Gardens, flowers, and bouquets--All part of summer and her beauty
Darrel L. Hammon
There is something about summers that excites me, and that is growing gardens and flowers. Earlier, this spring, I tilled the garden the old-fashioned way: I used a shovel to turn over the dirt; then, I raked it flat. I am thankful for leather gloves. Now, I didn’t turn the garden over all in one day. I did it over a couple of days. While I turned over the dirt, birds fluttered in and waited, knowing worms would be crawling out of the ground.
|My little garden helper. I think they call this "pattern mixing."|
Once the ground was prepared, my granddaughter and I planted potatoes, peas, and onion sets. She loved sprinkling the pea seed around. I knew she placed the seeds closer than they should have been, but she was being so meticulous.
As we cut the potato seed, I hearkened back to my days during spud cutting days in Uncle Milt’s cellar. He taught us to cut them so there was “an eye” in each set, “an eye to grow,” he would say. I showed Emiline how this was to be done. She just squatted and watched me cut the potatoes and dig the furrow, and then she helped me plant each set, eyes facing up so they would shoot through the dirt and out into the sun.
|The start of our early garden|
Soon, we planted other things: carrots, beets, Swish chard, corn, tomatoes, cucumbers, and watermelon. Also, volunteer summer and zucchini squash sneaked out of the ground. Some of them we pulled up; others we left to grow. Our neighbors gave us some strawberry starts that we also planted.
|Beets and beans|
Before too long, the seeds began to sprout. Each day, Emiline and I walked outside to assess our work. She squealed when I showed her what was coming out of the ground. She would run to her mother and tell her the good news. She was so excited about the garden and its growth. I suspect I was the same way with our garden when I was growing up.
|Starting to grow and flourish|
Within a relatively short time, the peas began to bloom and set little pods. I showed them to Emiline. She was curious as to when we could pick them. “Soon,” I said. Well, soon came upon us, and we picked peas and shelled them in a colander almost like the one we used to use when I was growing up. We also carefully dug up some little red potatoes so Joanne could make her famous “new peas and potatoes” dish. We dined well that night.
|Pea pod boats|
Picking peas is an arduous task, but there is some fun in it. When I was a kid, my dad showed us how to make pea pod boats and sail them down the rows when we watered. I remember making dozens of the pea pod boats each summer. As I was picking this year, I said to myself, “I should make a pea pod boat.” I did and sent it down one of the rows. Ah, the wonderful memories of youth!
|Peas ready to be shelled|
Our garden has done well. We have eaten onions, beets, carrots, summer and zucchini squash (both “volunteer” plants), one tomato, one cucumber—so far—and Swish chard. I don’t think there is anything as good as fresh vegetables from one’s garden. We ate the cucumber last night, and it was absolutely delicious.

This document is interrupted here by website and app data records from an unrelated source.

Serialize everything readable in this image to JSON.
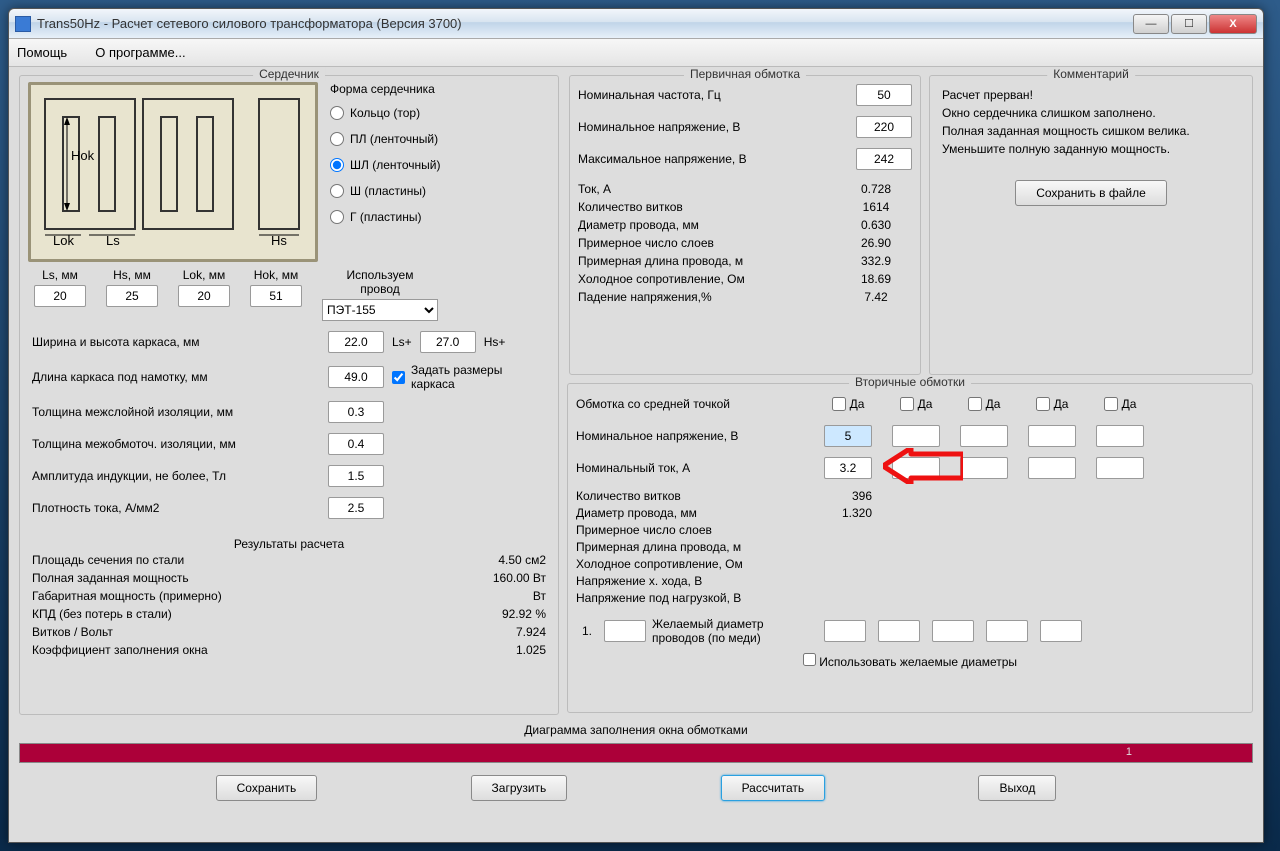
{
  "window": {
    "title": "Trans50Hz - Расчет сетевого силового трансформатора (Версия 3700)"
  },
  "menu": {
    "help": "Помощь",
    "about": "О программе..."
  },
  "core": {
    "legend": "Сердечник",
    "shape_label": "Форма сердечника",
    "shapes": {
      "ring": "Кольцо (тор)",
      "pl": "ПЛ (ленточный)",
      "shl": "ШЛ (ленточный)",
      "sh": "Ш  (пластины)",
      "g": "Г (пластины)"
    },
    "dims": {
      "ls": {
        "label": "Ls, мм",
        "value": "20"
      },
      "hs": {
        "label": "Hs, мм",
        "value": "25"
      },
      "lok": {
        "label": "Lok, мм",
        "value": "20"
      },
      "hok": {
        "label": "Hok, мм",
        "value": "51"
      }
    },
    "wire_label": "Используем\nпровод",
    "wire_value": "ПЭТ-155",
    "frame_wh": {
      "label": "Ширина и высота каркаса, мм",
      "w": "22.0",
      "wtag": "Ls+",
      "h": "27.0",
      "htag": "Hs+"
    },
    "frame_len": {
      "label": "Длина каркаса под намотку, мм",
      "value": "49.0"
    },
    "set_frame_cb": "Задать размеры каркаса",
    "interlayer": {
      "label": "Толщина межслойной изоляции, мм",
      "value": "0.3"
    },
    "interwind": {
      "label": "Толщина межобмоточ. изоляции, мм",
      "value": "0.4"
    },
    "induction": {
      "label": "Амплитуда индукции, не более, Тл",
      "value": "1.5"
    },
    "jdensity": {
      "label": "Плотность тока, А/мм2",
      "value": "2.5"
    },
    "results_label": "Результаты расчета",
    "res": [
      {
        "l": "Площадь сечения по стали",
        "v": "4.50 см2"
      },
      {
        "l": "Полная заданная мощность",
        "v": "160.00 Вт"
      },
      {
        "l": "Габаритная мощность (примерно)",
        "v": "Вт"
      },
      {
        "l": "КПД (без потерь в стали)",
        "v": "92.92 %"
      },
      {
        "l": "Витков / Вольт",
        "v": "7.924"
      },
      {
        "l": "Коэффициент заполнения окна",
        "v": "1.025"
      }
    ]
  },
  "primary": {
    "legend": "Первичная обмотка",
    "freq": {
      "label": "Номинальная частота, Гц",
      "value": "50"
    },
    "unom": {
      "label": "Номинальное напряжение, В",
      "value": "220"
    },
    "umax": {
      "label": "Максимальное напряжение, В",
      "value": "242"
    },
    "res": [
      {
        "l": "Ток, А",
        "v": "0.728"
      },
      {
        "l": "Количество витков",
        "v": "1614"
      },
      {
        "l": "Диаметр провода, мм",
        "v": "0.630"
      },
      {
        "l": "Примерное число слоев",
        "v": "26.90"
      },
      {
        "l": "Примерная длина провода, м",
        "v": "332.9"
      },
      {
        "l": "Холодное сопротивление, Ом",
        "v": "18.69"
      },
      {
        "l": "Падение напряжения,%",
        "v": "7.42"
      }
    ]
  },
  "comment": {
    "legend": "Комментарий",
    "text": "Расчет прерван!\nОкно сердечника слишком заполнено.\nПолная заданная мощность сишком велика.\nУменьшите полную заданную мощность.",
    "save_btn": "Сохранить в файле"
  },
  "secondary": {
    "legend": "Вторичные обмотки",
    "midpoint_label": "Обмотка со средней точкой",
    "yes": "Да",
    "unom_label": "Номинальное напряжение, В",
    "inom_label": "Номинальный ток, А",
    "cols": [
      {
        "unom": "5",
        "inom": "3.2"
      },
      {
        "unom": "",
        "inom": ""
      },
      {
        "unom": "",
        "inom": ""
      },
      {
        "unom": "",
        "inom": ""
      },
      {
        "unom": "",
        "inom": ""
      }
    ],
    "res": [
      {
        "l": "Количество витков",
        "v": "396"
      },
      {
        "l": "Диаметр провода, мм",
        "v": "1.320"
      },
      {
        "l": "Примерное число слоев",
        "v": ""
      },
      {
        "l": "Примерная длина провода, м",
        "v": ""
      },
      {
        "l": "Холодное сопротивление, Ом",
        "v": ""
      },
      {
        "l": "Напряжение х. хода, В",
        "v": ""
      },
      {
        "l": "Напряжение под нагрузкой, В",
        "v": ""
      }
    ],
    "desired_num": "1.",
    "desired_label": "Желаемый диаметр проводов  (по меди)",
    "use_desired": "Использовать желаемые диаметры"
  },
  "diagram_label": "Диаграмма заполнения окна обмотками",
  "diagram_mark": "1",
  "footer": {
    "save": "Сохранить",
    "load": "Загрузить",
    "calc": "Рассчитать",
    "exit": "Выход"
  }
}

And the corn is tassling, meaning corn is on its way!
|A triad of daisies|
Plus, the flowers have been beautiful. We have planted just a few. Most of the flowers were already here. Thanks to the Poppleton family who used to live here. Apparently, Mr. Poppleton was an expert gardener and loved flowers, particularly lilies and roses. They have been beautiful. You can tell he spent a great deal of time in his yard and his garden.
|One of the bouquets|
Flowers spice up your yard and can spice up your table if you know how to arrange them. Even if you don’t, you can throw some in a vase, and the next thing you know you have a bouquet of beautiful flowers that a florist would covet. Promise!
|The garden today.|
Yes, summer can be a joyous occasion in your garden. The vibrant colors of flowers create a glorious view from your windows and the road. Neighbors and people who walk along the sidewalk will definitely say something to you. Plus, having fresh vegetables only punctuate your hard work. In the early morning or in the evening, you can stand back and bask in their beauty, knowing full well who has provided such wonders to the world.
|Gorgeous light purple roses|